When a person is under general anesthesia, he is completely unconscious and does not feel any pain during medical procedures. General anesthesia comprises mainly of inhaled gases and intravenous drugs.
General anesthesia is not just sleep. The brain fails to respond to pain reflexes or signals. An anesthesia is administered by an anesthesiologist. When the patient is unconscious, the anesthesiologist carefully reads the vital signs and manages the patient’s breathing.
In many health facilities, an anesthesiologist may work together with a certified registered nurse anesthetist (CRNA).
Why is it done?
Your anesthesiologist together with the anesthetist nurse will recommend the best anesthesia option for you. The recommendation is based on your overall health status, individual preferences and the type of surgery you will be undergoing. For some procedures, general anesthesia may be recommended. Such procedures may include:
- Prolonged duration
- Significant blood loss
- Exposure to a cold environment
- Difficulty in breathing (especially in the case of upper abdominal or chest surgery).

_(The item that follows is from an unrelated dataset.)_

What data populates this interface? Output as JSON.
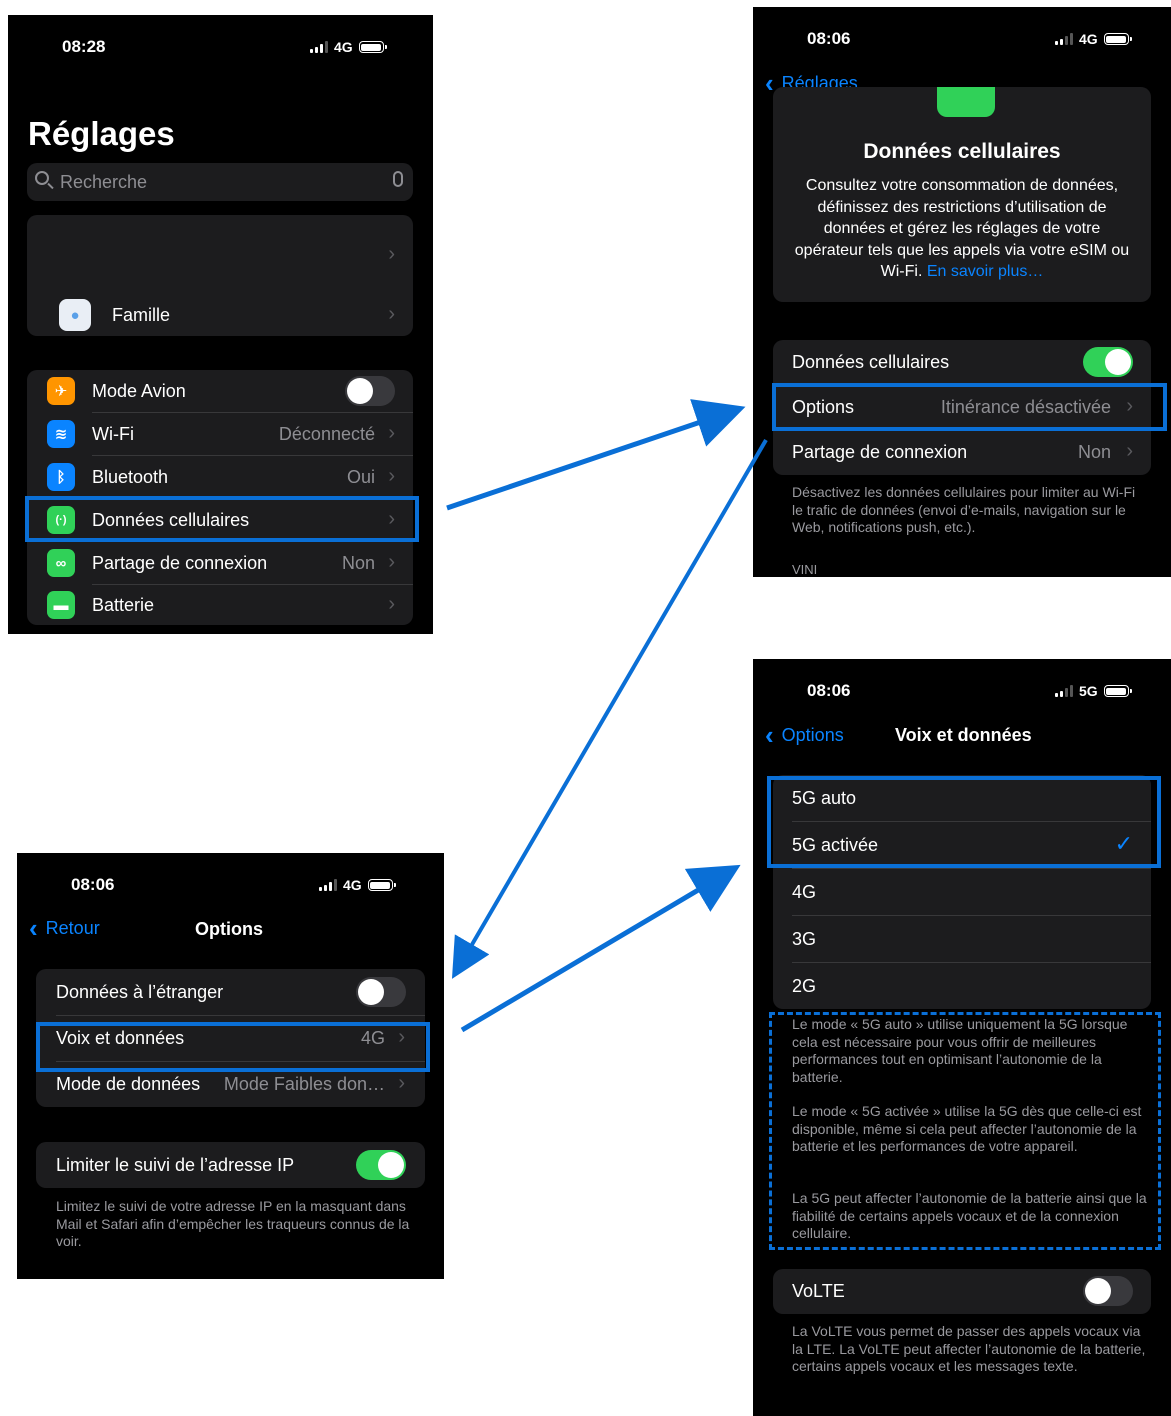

Other forms of anesthesia, such as sedating the patient lightly in combination with local anesthesia or regional anesthesia may be inappropriate for more involved procedures.

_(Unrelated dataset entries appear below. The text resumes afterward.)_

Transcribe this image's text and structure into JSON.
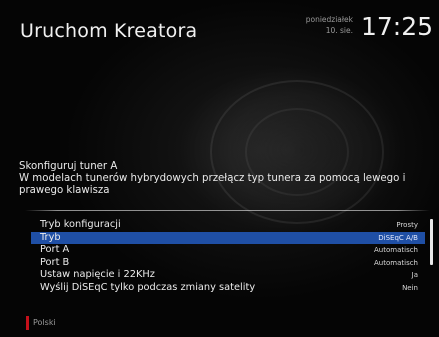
{
  "header": {
    "title": "Uruchom Kreatora",
    "day": "poniedziałek",
    "date": "10. sie.",
    "time": "17:25"
  },
  "description": {
    "line1": "Skonfiguruj tuner A",
    "line2": "W modelach tunerów hybrydowych przełącz typ tunera za pomocą lewego i prawego klawisza"
  },
  "menu": {
    "items": [
      {
        "label": "Tryb konfiguracji",
        "value": "Prosty"
      },
      {
        "label": "Tryb",
        "value": "DiSEqC A/B"
      },
      {
        "label": "Port A",
        "value": "Automatisch"
      },
      {
        "label": "Port B",
        "value": "Automatisch"
      },
      {
        "label": "Ustaw napięcie i 22KHz",
        "value": "Ja"
      },
      {
        "label": "Wyślij DiSEqC tylko podczas zmiany satelity",
        "value": "Nein"
      }
    ],
    "selected_index": 1
  },
  "footer": {
    "language": "Polski",
    "language_mark_color": "#c4101a"
  },
  "colors": {
    "selection": "#1f4fa5",
    "background": "#000000"
  }
}
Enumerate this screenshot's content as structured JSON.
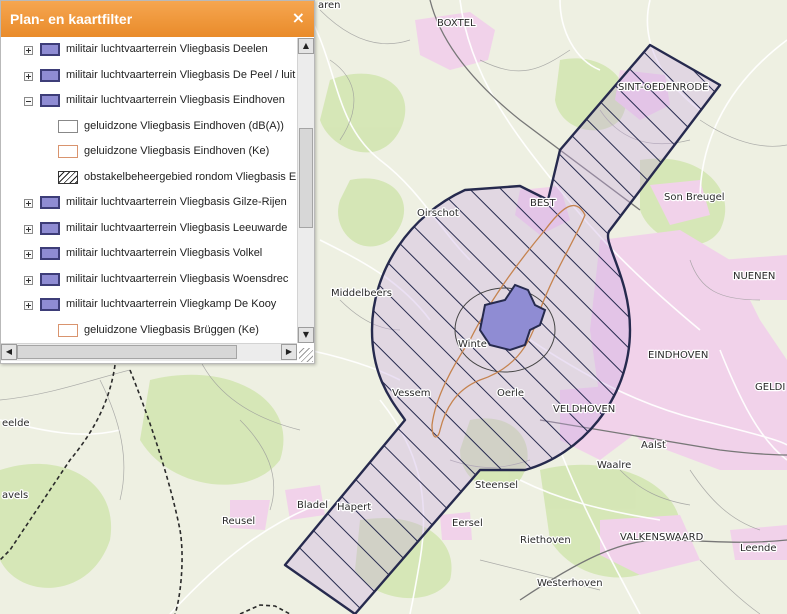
{
  "panel": {
    "title": "Plan- en kaartfilter",
    "close_icon": "×",
    "items": [
      {
        "expand": "plus",
        "swatch": "military",
        "label": "militair luchtvaarterrein Vliegbasis Deelen"
      },
      {
        "expand": "plus",
        "swatch": "military",
        "label": "militair luchtvaarterrein Vliegbasis De Peel / luit"
      },
      {
        "expand": "minus",
        "swatch": "military",
        "label": "militair luchtvaarterrein Vliegbasis Eindhoven"
      },
      {
        "expand": "none",
        "swatch": "white",
        "label": "geluidzone Vliegbasis Eindhoven (dB(A))"
      },
      {
        "expand": "none",
        "swatch": "orange",
        "label": "geluidzone Vliegbasis Eindhoven (Ke)"
      },
      {
        "expand": "none",
        "swatch": "hatch",
        "label": "obstakelbeheergebied rondom Vliegbasis E"
      },
      {
        "expand": "plus",
        "swatch": "military",
        "label": "militair luchtvaarterrein Vliegbasis Gilze-Rijen"
      },
      {
        "expand": "plus",
        "swatch": "military",
        "label": "militair luchtvaarterrein Vliegbasis Leeuwarde"
      },
      {
        "expand": "plus",
        "swatch": "military",
        "label": "militair luchtvaarterrein Vliegbasis Volkel"
      },
      {
        "expand": "plus",
        "swatch": "military",
        "label": "militair luchtvaarterrein Vliegbasis Woensdrec"
      },
      {
        "expand": "plus",
        "swatch": "military",
        "label": "militair luchtvaarterrein Vliegkamp De Kooy"
      },
      {
        "expand": "none",
        "swatch": "orange",
        "label": "geluidzone Vliegbasis Brüggen (Ke)"
      }
    ]
  },
  "map": {
    "places": {
      "boxtel": "BOXTEL",
      "sint_oedenrode": "SINT-OEDENRODE",
      "son_breugel": "Son Breugel",
      "best": "BEST",
      "oirschot": "Oirschot",
      "nuenen": "NUENEN",
      "middelbeers": "Middelbeers",
      "wintelre": "Winte",
      "eindhoven": "EINDHOVEN",
      "geldrop": "GELDI",
      "vessem": "Vessem",
      "oerle": "Oerle",
      "veldhoven": "VELDHOVEN",
      "aalst": "Aalst",
      "waalre": "Waalre",
      "eelde": "eelde",
      "steensel": "Steensel",
      "lavels": "avels",
      "bladel": "Bladel",
      "hapert": "Hapert",
      "reusel": "Reusel",
      "eersel": "Eersel",
      "riethoven": "Riethoven",
      "valkenswaard": "VALKENSWAARD",
      "leende": "Leende",
      "westerhoven": "Westerhoven",
      "top_partial": "aren"
    },
    "colors": {
      "background": "#eef0e2",
      "urban": "#f1d2ea",
      "forest": "#d3e6b2",
      "road": "#ffffff",
      "zone_fill": "#e2d4ee",
      "hatch": "#262a4e",
      "airbase": "#8f8cd3",
      "noise_contour": "#c5834f"
    }
  }
}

Generally, anesthesia is usually safe. People with underlying health conditions can usually pull through it without any problems.
As a matter of fact, the risk of complications is more associated with the surgery itself than with the type of anesthesia.
Older patients, or those with chronic underlying health problems, especially those having more extensive procedures may have an increased risk of pneumonia, post-operative confusion, stroke or even a heart attack. Some conditions that can increase the risk of a complication during a surgery include:
- Obstructive sleep apnea
- NSAIDs and aspirin or other medications that can increase bleeding
- Heavy alcohol usage
- Drug allergies
- History of negative reactions to anesthesia.
Possible short-term side effects?
Short term side effects occur immediately after the surgical procedure. It does not last long. Once the surgery is completed and the anesthesia medication is withdrawn, the patient will wake slowly in the surgical theatre. There may be a little feeling of confusion or grogginess.
The following common side effects may also be experienced:
- Nausea and vomiting: This occurs immediately after the surgery. Some patients may feel sick for at most two days after the surgery. Some anti-nausea medications may be administered to help curb this.
- Dry mouth: There may be a parched feeling upon waking up. This may be controlled by taking a sip of water.
- Sore throat: This is usually caused by the tube placed into the mouth to help the patient breathe during the surgery. The sore throat shows up once the tube is removed.
- Chills and shivering: The body temperature may go low during a general anesthesia. However, the healthcare professionals will ensure that it doesn’t reduce to extreme levels. You may wake with a feeling of cold and possibly a shiver.
- Fuzzy thinking and confusion: A feeling of drowsiness, fogginess and confusion may hit the patient after he wakes from anesthesia. This lasts for just a few hours. However, it may last for days or weeks in older adults.
- Muscle aches: Drugs used for muscle relaxation during surgery can cause soreness of the muscle afterwards
- Itching may result from the use of narcotic medications during or after the operation. This side effect is quite common.
- Dizziness and bladder problems may also result after general anesthesia.
Possible long-term side effects
Long-term side effects are not common. However, older adults may experience side effects that lasts more than a couple of days. Such side effects include:
- Postoperative delirium
- Postoperative cognitive dysfunction (POCD): This is characterized by cognitive impairment after the surgery. It may or may not be due to the anesthesia.Studies have shown that people above 60 years of age are more likely to develop POCD. Other risk factors for developing a POCD include history of a stroke, heart disease, lung disease, Alzheimer’s disease and Parkinson’s disease.
The bottom line
Before going in for any surgery, it is important that the patient discusses his health condition with his doctor. The doctor or anesthesiologist will effectively manage and treat your side effects, though this depends on how honest the patient is.
Patients should ensure that they follow all presurgery instructions including limitations on food intake and medications. Compliance with these instructions can help minimize some side effects of anesthesia.